Data shown START
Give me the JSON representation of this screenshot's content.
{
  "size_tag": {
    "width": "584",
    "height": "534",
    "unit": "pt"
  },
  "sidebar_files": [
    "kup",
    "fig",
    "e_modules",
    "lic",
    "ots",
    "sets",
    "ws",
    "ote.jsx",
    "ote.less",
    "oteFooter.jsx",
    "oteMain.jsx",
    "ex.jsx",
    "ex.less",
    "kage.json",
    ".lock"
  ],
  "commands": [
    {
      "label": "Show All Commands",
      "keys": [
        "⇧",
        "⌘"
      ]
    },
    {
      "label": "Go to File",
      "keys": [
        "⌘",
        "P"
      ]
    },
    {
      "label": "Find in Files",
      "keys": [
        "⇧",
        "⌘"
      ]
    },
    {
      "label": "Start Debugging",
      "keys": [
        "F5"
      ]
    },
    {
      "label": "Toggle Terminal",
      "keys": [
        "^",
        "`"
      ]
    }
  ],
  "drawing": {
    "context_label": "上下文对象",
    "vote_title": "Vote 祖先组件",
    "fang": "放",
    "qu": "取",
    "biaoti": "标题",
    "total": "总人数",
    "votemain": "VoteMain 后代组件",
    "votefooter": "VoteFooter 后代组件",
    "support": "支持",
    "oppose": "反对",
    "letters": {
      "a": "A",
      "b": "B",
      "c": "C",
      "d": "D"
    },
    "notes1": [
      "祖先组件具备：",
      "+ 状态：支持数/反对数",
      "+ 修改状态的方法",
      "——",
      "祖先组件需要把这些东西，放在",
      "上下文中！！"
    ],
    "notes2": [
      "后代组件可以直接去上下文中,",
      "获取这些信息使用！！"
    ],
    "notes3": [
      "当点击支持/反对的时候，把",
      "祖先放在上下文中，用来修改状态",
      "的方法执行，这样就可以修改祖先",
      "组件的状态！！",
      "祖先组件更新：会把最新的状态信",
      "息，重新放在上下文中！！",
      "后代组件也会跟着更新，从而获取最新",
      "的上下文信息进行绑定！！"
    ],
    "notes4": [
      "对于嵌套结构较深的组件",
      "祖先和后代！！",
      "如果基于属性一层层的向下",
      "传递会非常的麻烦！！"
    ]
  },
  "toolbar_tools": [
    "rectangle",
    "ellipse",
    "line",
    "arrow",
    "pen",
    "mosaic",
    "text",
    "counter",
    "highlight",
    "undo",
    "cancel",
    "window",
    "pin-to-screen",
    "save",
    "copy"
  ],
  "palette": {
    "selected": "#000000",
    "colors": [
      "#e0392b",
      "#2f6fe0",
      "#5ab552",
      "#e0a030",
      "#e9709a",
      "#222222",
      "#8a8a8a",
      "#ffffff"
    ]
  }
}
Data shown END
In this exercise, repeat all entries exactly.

Give me the JSON representation of this screenshot's content.
{
  "size_tag": {
    "width": "584",
    "height": "534",
    "unit": "pt"
  },
  "sidebar_files": [
    "kup",
    "fig",
    "e_modules",
    "lic",
    "ots",
    "sets",
    "ws",
    "ote.jsx",
    "ote.less",
    "oteFooter.jsx",
    "oteMain.jsx",
    "ex.jsx",
    "ex.less",
    "kage.json",
    ".lock"
  ],
  "commands": [
    {
      "label": "Show All Commands",
      "keys": [
        "⇧",
        "⌘"
      ]
    },
    {
      "label": "Go to File",
      "keys": [
        "⌘",
        "P"
      ]
    },
    {
      "label": "Find in Files",
      "keys": [
        "⇧",
        "⌘"
      ]
    },
    {
      "label": "Start Debugging",
      "keys": [
        "F5"
      ]
    },
    {
      "label": "Toggle Terminal",
      "keys": [
        "^",
        "`"
      ]
    }
  ],
  "drawing": {
    "context_label": "上下文对象",
    "vote_title": "Vote 祖先组件",
    "fang": "放",
    "qu": "取",
    "biaoti": "标题",
    "total": "总人数",
    "votemain": "VoteMain 后代组件",
    "votefooter": "VoteFooter 后代组件",
    "support": "支持",
    "oppose": "反对",
    "letters": {
      "a": "A",
      "b": "B",
      "c": "C",
      "d": "D"
    },
    "notes1": [
      "祖先组件具备：",
      "+ 状态：支持数/反对数",
      "+ 修改状态的方法",
      "——",
      "祖先组件需要把这些东西，放在",
      "上下文中！！"
    ],
    "notes2": [
      "后代组件可以直接去上下文中,",
      "获取这些信息使用！！"
    ],
    "notes3": [
      "当点击支持/反对的时候，把",
      "祖先放在上下文中，用来修改状态",
      "的方法执行，这样就可以修改祖先",
      "组件的状态！！",
      "祖先组件更新：会把最新的状态信",
      "息，重新放在上下文中！！",
      "后代组件也会跟着更新，从而获取最新",
      "的上下文信息进行绑定！！"
    ],
    "notes4": [
      "对于嵌套结构较深的组件",
      "祖先和后代！！",
      "如果基于属性一层层的向下",
      "传递会非常的麻烦！！"
    ]
  },
  "toolbar_tools": [
    "rectangle",
    "ellipse",
    "line",
    "arrow",
    "pen",
    "mosaic",
    "text",
    "counter",
    "highlight",
    "undo",
    "cancel",
    "window",
    "pin-to-screen",
    "save",
    "copy"
  ],
  "palette": {
    "selected": "#000000",
    "colors": [
      "#e0392b",
      "#2f6fe0",
      "#5ab552",
      "#e0a030",
      "#e9709a",
      "#222222",
      "#8a8a8a",
      "#ffffff"
    ]
  }
}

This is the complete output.